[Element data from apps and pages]
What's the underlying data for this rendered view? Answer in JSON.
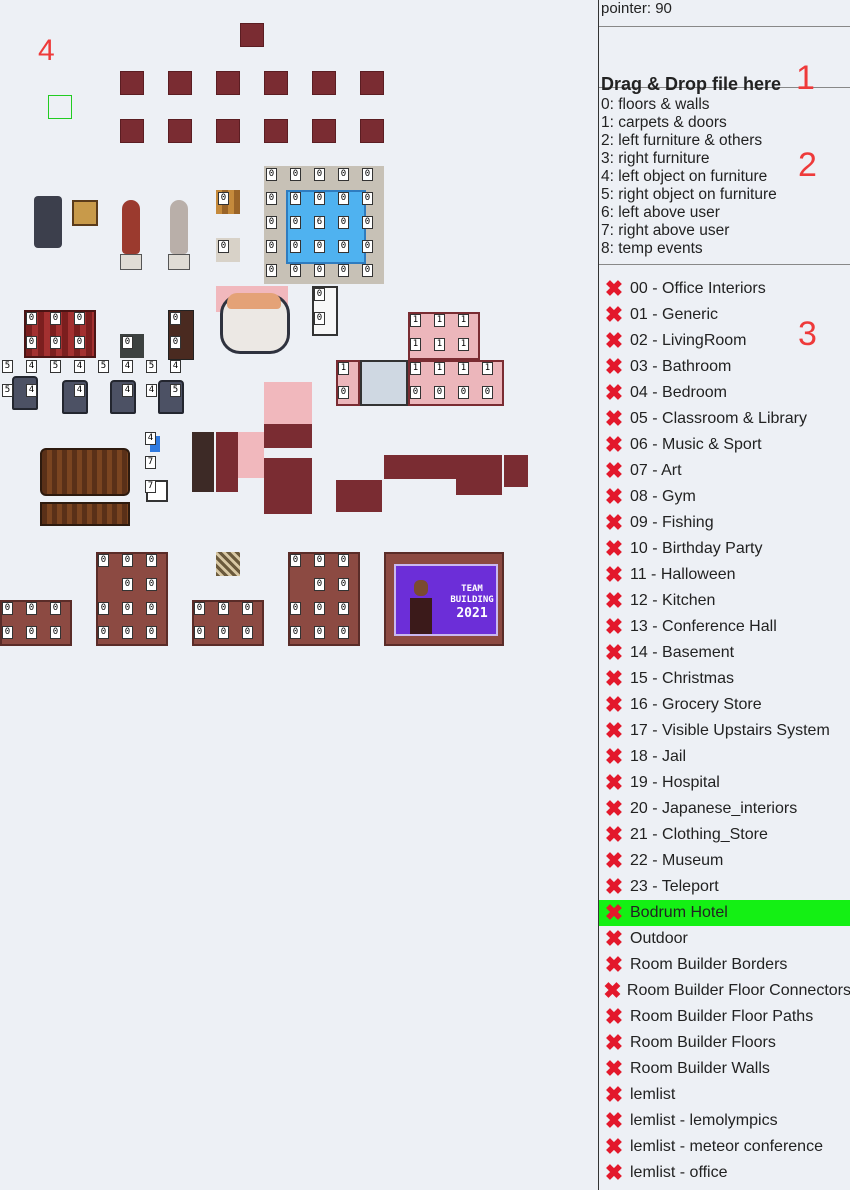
{
  "pointer_label": "pointer: 90",
  "drop": {
    "text": "Drag & Drop file here",
    "marker": "1"
  },
  "layers": {
    "marker": "2",
    "items": [
      "0: floors & walls",
      "1: carpets & doors",
      "2: left furniture & others",
      "3: right furniture",
      "4: left object on furniture",
      "5: right object on furniture",
      "6: left above user",
      "7: right above user",
      "8: temp events"
    ]
  },
  "tilesets": {
    "marker": "3",
    "remove_icon": "red-x-icon",
    "selected_color": "#14f014",
    "items": [
      "00 - Office Interiors",
      "01 - Generic",
      "02 - LivingRoom",
      "03 - Bathroom",
      "04 - Bedroom",
      "05 - Classroom & Library",
      "06 - Music & Sport",
      "07 - Art",
      "08 - Gym",
      "09 - Fishing",
      "10 - Birthday Party",
      "11 - Halloween",
      "12 - Kitchen",
      "13 - Conference Hall",
      "14 - Basement",
      "15 - Christmas",
      "16 - Grocery Store",
      "17 - Visible Upstairs System",
      "18 - Jail",
      "19 - Hospital",
      "20 - Japanese_interiors",
      "21 - Clothing_Store",
      "22 - Museum",
      "23 - Teleport",
      "Bodrum Hotel",
      "Outdoor",
      "Room Builder Borders",
      "Room Builder Floor Connectors",
      "Room Builder Floor Paths",
      "Room Builder Floors",
      "Room Builder Walls",
      "lemlist",
      "lemlist - lemolympics",
      "lemlist - meteor conference",
      "lemlist - office"
    ],
    "selected_index": 24
  },
  "canvas": {
    "marker": "4",
    "poster": {
      "line1": "TEAM",
      "line2": "BUILDING",
      "line3": "2021"
    }
  }
}
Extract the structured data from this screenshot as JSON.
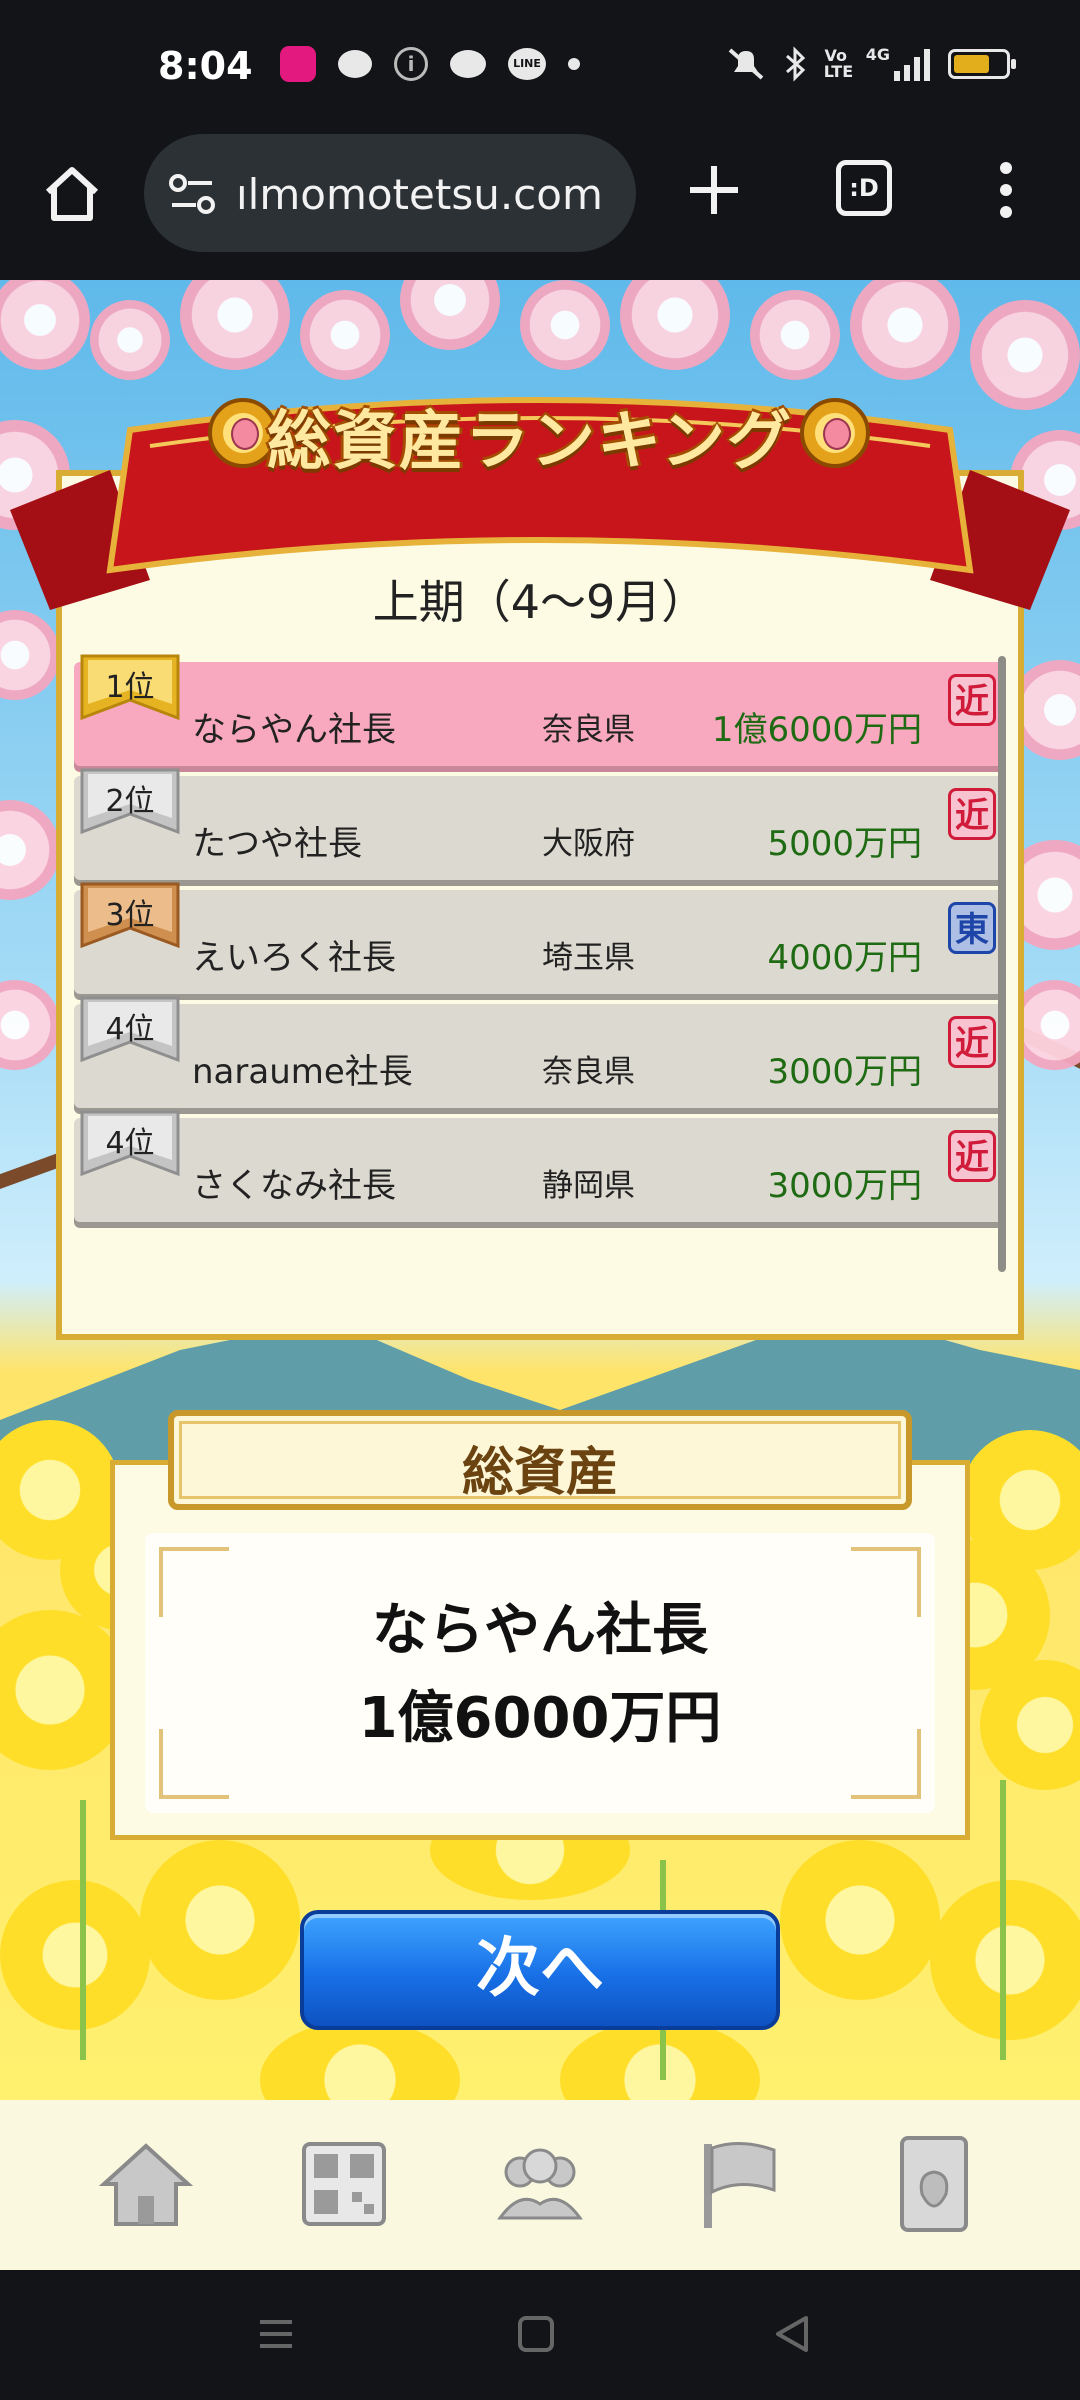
{
  "status_bar": {
    "time": "8:04",
    "network": "4G",
    "volte": "Vo LTE",
    "line_label": "LINE"
  },
  "browser": {
    "url": "ılmomotetsu.com",
    "tab_count": ":D"
  },
  "ranking": {
    "title": "総資産ランキング",
    "period": "上期（4〜9月）",
    "rows": [
      {
        "rank": "1位",
        "name": "ならやん社長",
        "prefecture": "奈良県",
        "amount": "1億6000万円",
        "region": "近",
        "medal": "gold",
        "highlight": true
      },
      {
        "rank": "2位",
        "name": "たつや社長",
        "prefecture": "大阪府",
        "amount": "5000万円",
        "region": "近",
        "medal": "silver",
        "highlight": false
      },
      {
        "rank": "3位",
        "name": "えいろく社長",
        "prefecture": "埼玉県",
        "amount": "4000万円",
        "region": "東",
        "medal": "bronze",
        "highlight": false
      },
      {
        "rank": "4位",
        "name": "naraume社長",
        "prefecture": "奈良県",
        "amount": "3000万円",
        "region": "近",
        "medal": "silver",
        "highlight": false
      },
      {
        "rank": "4位",
        "name": "さくなみ社長",
        "prefecture": "静岡県",
        "amount": "3000万円",
        "region": "近",
        "medal": "silver",
        "highlight": false
      }
    ]
  },
  "total_assets": {
    "title": "総資産",
    "name": "ならやん社長",
    "amount": "1億6000万円"
  },
  "next_button": "次へ",
  "colors": {
    "banner_red": "#c8151b",
    "panel_border": "#d9ad33",
    "highlight_pink": "#f9a9bf",
    "amount_green": "#1f6b14",
    "button_blue": "#1870e6"
  },
  "game_nav": [
    "home-icon",
    "qr-code-icon",
    "friends-icon",
    "flag-icon",
    "card-icon"
  ]
}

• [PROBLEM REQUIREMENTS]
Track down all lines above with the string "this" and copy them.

• [YOUR RESPONSE]
What's the underlying data for this rendered view? Answer in JSON.
Extract the structured data from this screenshot as JSON.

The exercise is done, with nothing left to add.